Landlords and letting agents are being urged to prepare for a significant increase in tenant activity from the start of next month.
No Letting Go believes that many tenants will be looking to move after the Tenant Fees Act officially becomes law on June 1 in order to avoid paying upfront fees and benefitting from capped security and holding deposits.
The inventory provider’s prediction follows on from recent research from The Deposit Protection Service (DPS) which suggested that tenants could be delaying moves between rental properties until the ban of tenant fees comes into play next month.
The study found that rents dropped during the first quarter of 2019, with the average rent across the country during the first three months of the year falling to £757 per calendar month, down £14, or 1.9%, from the corresponding period last year.
The DPS said that the marginal decline in rents is largely owed to a range of economic factors alongside a period of ‘tenant inactivity’ ahead of the fees ban.
Nick Lyons, CEO and founder of No Letting Go, said: “It’s no surprise to see shrewd tenants delaying moves until after the fees ban and deposit caps are introduced on June 1,” says Nick Lyons, CEO and Founder of No Letting Go.
“The upfront cost of moving between rental homes can be high – particularly in London and the South East – so renters will do anything they can to keep costs down, even if that means putting their move on hold for a few months.”

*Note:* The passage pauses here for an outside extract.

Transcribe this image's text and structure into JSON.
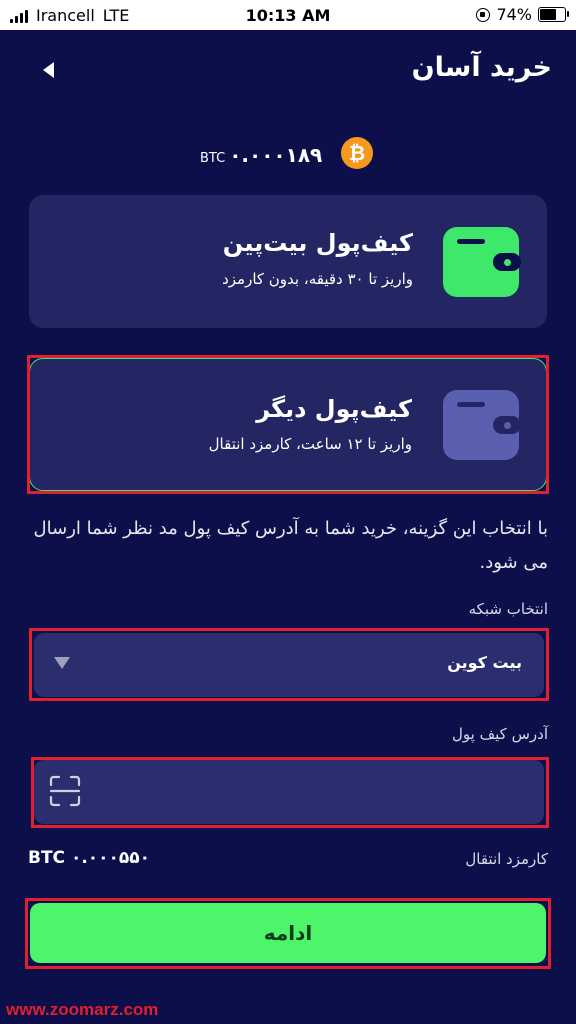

He added: Tenants are likely to have continued searching for properties over the last few months and will be keen to push their moves through as quickly as possible so they can be settled in their new property for the majority of the summer months.”

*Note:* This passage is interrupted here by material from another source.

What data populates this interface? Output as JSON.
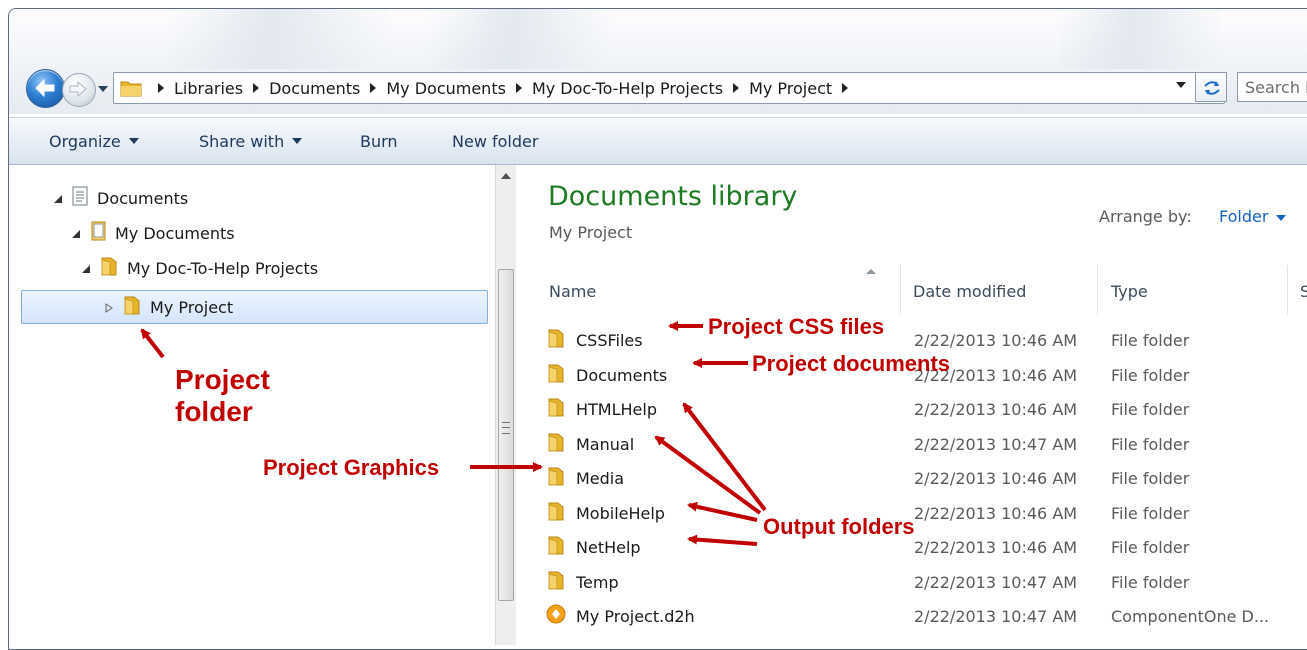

No Letting Go also reminds landlords that when the five-week deposit cap comes into force, the presence of an independently compiled inventory will become even more valuable towards protecting their investment.
Lyons continued: “Inventory reports confirm the condition of a rental property at the beginning and end of a tenancy. The presence of this document provides landlords with the evidence to make fair deductions for damage and lost items.
“With the fees ban likely to reduce average deposits in some areas, it’s vital that landlords have peace of mind that their property is protected by an inventory that can support them in the event they need to make deposit deductions.”